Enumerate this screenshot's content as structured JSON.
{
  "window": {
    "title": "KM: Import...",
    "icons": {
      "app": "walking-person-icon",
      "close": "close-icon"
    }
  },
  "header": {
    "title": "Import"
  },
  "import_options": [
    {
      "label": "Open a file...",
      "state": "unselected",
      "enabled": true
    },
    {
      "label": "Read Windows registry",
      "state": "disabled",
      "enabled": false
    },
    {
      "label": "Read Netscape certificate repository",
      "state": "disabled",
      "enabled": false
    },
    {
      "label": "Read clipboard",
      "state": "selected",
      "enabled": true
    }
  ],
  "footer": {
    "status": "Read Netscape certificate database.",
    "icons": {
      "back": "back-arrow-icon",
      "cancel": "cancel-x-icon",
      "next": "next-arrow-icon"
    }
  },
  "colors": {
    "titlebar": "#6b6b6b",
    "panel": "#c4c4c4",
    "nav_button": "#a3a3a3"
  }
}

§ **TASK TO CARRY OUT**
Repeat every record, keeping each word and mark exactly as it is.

§ **WORKED SOLUTION**
Enumerate this screenshot's content as structured JSON.
{
  "window": {
    "title": "KM: Import...",
    "icons": {
      "app": "walking-person-icon",
      "close": "close-icon"
    }
  },
  "header": {
    "title": "Import"
  },
  "import_options": [
    {
      "label": "Open a file...",
      "state": "unselected",
      "enabled": true
    },
    {
      "label": "Read Windows registry",
      "state": "disabled",
      "enabled": false
    },
    {
      "label": "Read Netscape certificate repository",
      "state": "disabled",
      "enabled": false
    },
    {
      "label": "Read clipboard",
      "state": "selected",
      "enabled": true
    }
  ],
  "footer": {
    "status": "Read Netscape certificate database.",
    "icons": {
      "back": "back-arrow-icon",
      "cancel": "cancel-x-icon",
      "next": "next-arrow-icon"
    }
  },
  "colors": {
    "titlebar": "#6b6b6b",
    "panel": "#c4c4c4",
    "nav_button": "#a3a3a3"
  }
}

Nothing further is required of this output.